People who have lived in Vietnam for many years or are preparing to move to the country will enjoy Hanoi Jane, the first novel by Canadian writer Elka Ray.
Ray’s story is set in the country, while also combining travel, romance, horror and adventure.
Released by publisher Mark Hoffman in October 2012, the story features an American journalist named Jane Moxley who learns that her banker fiance, Wyatt, is cheating on her just months after moving to Ha Noi. Jane sets out to discredit his new girlfriend – a sexy French-Vietnamese aid worker named Lindy Tran. The more Jane discovers, the less genuine Lindy seems, as readers learn she is simultaneously dating three men, and the charity she manages looks awfully shady. What starts as a desperate bid to win Wyatt back turns into the adventure of Jane’s life.
As many as 2,000 copies of the book have been sold overseas including Kindle edition.
“I was hooked on Hanoi Jane from the first page,” wrote a customer named Dorothy, a book buyer on Amazon.com.
“Ray is a wildly creative, witty writer, using a combination of mystery and romance… I highly recommend this book as the perfect vacation or weekend need-to-escape read…”
“This fiction is hilarious, with spot-on descriptions of Vietnam. The characters are infectious…This book is a perfect gift for anyone who has visited Vietnam, plans to visit or is curious about the country…,” wrote another customer, named T Evelyn.
“I wrote Hanoi Jane shortly after the birth of my third child,” Ray told Vietnam News, “Like all new mothers, I was really tired and wanted to focus on something light and funny – this book was the result.”
Ray said while Hanoi Jane is fiction, the characters were inspired by her recollections of what it was like to be young and single and trying to adapt to life in a new country.
The main character, Jane, feels she does not fit in, but ends up having a great adventure and finding new friends and new love, she said.
“I think readers relate to Jane because, sooner or later, we all experience setbacks and lose confidence, but can overcome most things if we keep our sense of humour,” she added.
Born in England, Ray spent her childhood in Canada. After studying Asian Studies and Journalism, Ray moved to Vietnam in 1996. She works as a freelance writer and editor.
Ray’s children inspired her to compose two illustrated bilingual books for children, entitled Vietnam A to Z and 1, 2, 3 Vietnam!, which contain her drawings, and teaches letters and counting while offering a simple knowledge of Vietnamese culture and landscapes for children.
“When my kids were really little, I wanted to read them books about Viet Nam, but couldn’t find many good ones in English,” Ray recalled. “The books I found were either about the war, and very gloomy, or were weird folk tales that struck me as violent or illogical. To fill the gap, I wrote and illustrated a couple of very simple and colourful bilingual books.”
Her children’s books are now sold in book shops and souvenir stores in Vietnam, and also in the US.
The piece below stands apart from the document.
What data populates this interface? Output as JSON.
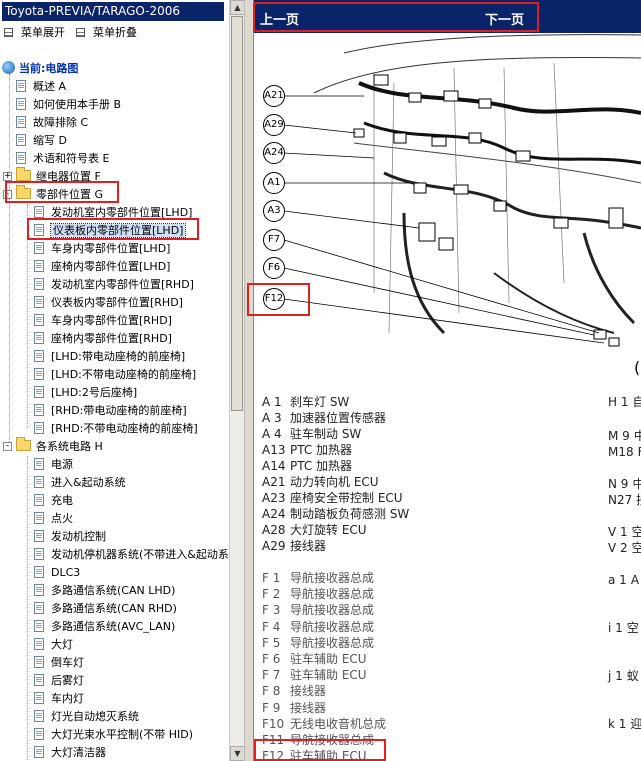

“My goal is to make Vietnamese kids proud of their heritage and to teach other children more about Vietnam,” she said.
Ray spent 10 years in Ha Noi, and the past decade in HCM City, where she met and married her husband, Nguyen Dinh Thien, who was born in Vietnam but grew up in Australia – “the most optimistic person” she knows.
“He’s endlessly energetic, funny and outgoing, while I’m much more reserved,” she said, “What impresses me the most about Thien is that he can make everything – and I mean everything – more fun, even dull stuff, like going to the supermarket. He’s a rare combination because he’s very reliable, hard working and organised, but doesn’t take life too seriously.”
Ray said she felt lucky to have spent twenty years in Vietnam and experienced an era of massive changes.
“When I came here, Vietnam was just opening to the wider world. In many ways, it was a very innocent time, and I had many experiences I would never have had elsewhere and which would be impossible today. I feel like Vietnam and I grew up together,” she admitted.
Ray’s favourite Vietnamese dishes are very simple: rau muong (morning glory vegetable), xoi (steamed sticky rice) and ca phao (pickled egg plants).
Ray said her next bilingual children’s book will be released later this month. Entitled The Warrior Queens, it is an illustrated retelling of the story of the heroic Trung sisters.
“I think this story is important, not just for Vietnamese kids but for children – especially girls – around the world,” she said.
“When I was a child I felt very confused and depressed because I knew so many smart girls, but the influential people we learned about in history class were all men.”
For adults, Ray is working on a thriller, which is set in Vietnam.